Length is inherently tied to the value of a game, and while it isn’t the only determining factor in making purchase decisions and review scores, it is undeniably a factor for many people. If someone is in a position where they can waste all the money in the world on the latest games because they can afford it, well good for them. But many people can’t, and therefore how long they’ll be able to enjoy a purchased game is important – even more so in the days of digital distribution, as there’s no chance of trading in completed titles.
Quantity over quality is not a sound argument. But that isn’t the argument that I’m making, nor is anyone who criticised Resident Evil 3 or any other game that seems too short. What I’m saying is that length is tied to value, especially at higher prices and when considering people on lower incomes who can’t afford to get every new title that they might want to.
While I haven’t played Resident Evil 3 for myself, it serves as a good example – the latest in a long line – of why games publishers need to consider adjusting their pricing to fit a game’s length and value.
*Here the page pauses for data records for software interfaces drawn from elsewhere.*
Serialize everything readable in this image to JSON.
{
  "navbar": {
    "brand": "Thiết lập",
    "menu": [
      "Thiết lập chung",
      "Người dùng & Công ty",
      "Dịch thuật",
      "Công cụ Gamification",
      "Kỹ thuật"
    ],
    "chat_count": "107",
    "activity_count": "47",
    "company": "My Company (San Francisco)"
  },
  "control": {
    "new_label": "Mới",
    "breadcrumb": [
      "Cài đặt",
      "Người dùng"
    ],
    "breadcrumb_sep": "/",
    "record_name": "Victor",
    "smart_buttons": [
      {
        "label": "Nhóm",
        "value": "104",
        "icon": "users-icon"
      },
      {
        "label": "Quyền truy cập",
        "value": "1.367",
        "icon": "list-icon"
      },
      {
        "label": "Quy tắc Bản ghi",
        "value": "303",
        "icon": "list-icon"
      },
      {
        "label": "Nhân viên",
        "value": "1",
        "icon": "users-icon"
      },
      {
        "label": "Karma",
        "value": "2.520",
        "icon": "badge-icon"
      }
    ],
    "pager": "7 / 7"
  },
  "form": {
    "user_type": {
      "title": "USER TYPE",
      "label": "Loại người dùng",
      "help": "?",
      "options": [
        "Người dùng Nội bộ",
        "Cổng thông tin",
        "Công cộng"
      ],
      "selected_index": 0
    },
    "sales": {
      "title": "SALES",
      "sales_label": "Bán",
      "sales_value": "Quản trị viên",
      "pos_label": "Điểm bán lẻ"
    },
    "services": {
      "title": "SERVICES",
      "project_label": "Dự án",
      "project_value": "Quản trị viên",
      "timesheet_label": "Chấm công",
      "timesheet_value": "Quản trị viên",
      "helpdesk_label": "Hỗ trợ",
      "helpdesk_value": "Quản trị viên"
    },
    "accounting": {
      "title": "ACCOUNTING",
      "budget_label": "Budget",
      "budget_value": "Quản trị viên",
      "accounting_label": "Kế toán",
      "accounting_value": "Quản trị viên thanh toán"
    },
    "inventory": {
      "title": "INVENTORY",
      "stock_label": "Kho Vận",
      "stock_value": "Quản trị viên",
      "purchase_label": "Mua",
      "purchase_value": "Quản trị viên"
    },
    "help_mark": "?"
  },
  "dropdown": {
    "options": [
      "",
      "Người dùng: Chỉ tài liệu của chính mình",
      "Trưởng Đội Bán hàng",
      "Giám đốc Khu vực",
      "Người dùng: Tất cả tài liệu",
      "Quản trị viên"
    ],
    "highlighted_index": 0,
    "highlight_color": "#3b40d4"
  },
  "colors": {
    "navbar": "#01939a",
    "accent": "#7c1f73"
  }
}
By charging full price for a short game, people will feel that the money they invested was not worth it, which will hurt the game’s reputation and ultimately result in fewer sales. There is a balance which publishers need to hit, and in the case of Resident Evil 3 it seems that, at least for some gamers, they missed the mark.
All titles mentioned above are the copyright of their respective studio, developer, and/or publisher. Images courtesy of Press Kits sourced via IGDB. This article contains the thoughts and opinions of one person only and is not intended to cause any offence.